**Work to complete**. For this listing, report how many lines contain the string "error", using only a number.

─── Extracted material

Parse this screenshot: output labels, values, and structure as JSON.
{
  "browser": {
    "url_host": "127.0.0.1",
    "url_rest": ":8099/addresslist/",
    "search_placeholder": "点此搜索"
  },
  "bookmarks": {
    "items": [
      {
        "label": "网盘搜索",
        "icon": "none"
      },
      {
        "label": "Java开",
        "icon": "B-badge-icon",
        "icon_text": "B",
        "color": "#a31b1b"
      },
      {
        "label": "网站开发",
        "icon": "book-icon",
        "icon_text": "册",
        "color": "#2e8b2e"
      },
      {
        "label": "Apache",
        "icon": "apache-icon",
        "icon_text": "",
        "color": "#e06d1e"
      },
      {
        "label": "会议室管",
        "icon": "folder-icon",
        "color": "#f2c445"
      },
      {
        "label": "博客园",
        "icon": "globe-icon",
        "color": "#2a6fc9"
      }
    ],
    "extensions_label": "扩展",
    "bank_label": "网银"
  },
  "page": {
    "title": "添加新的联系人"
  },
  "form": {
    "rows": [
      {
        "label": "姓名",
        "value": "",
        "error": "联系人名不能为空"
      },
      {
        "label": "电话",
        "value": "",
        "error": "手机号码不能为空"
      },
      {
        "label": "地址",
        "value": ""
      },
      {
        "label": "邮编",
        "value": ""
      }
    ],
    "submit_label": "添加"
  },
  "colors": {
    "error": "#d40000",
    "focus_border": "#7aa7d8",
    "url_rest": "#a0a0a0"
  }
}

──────

**Written answer**. 3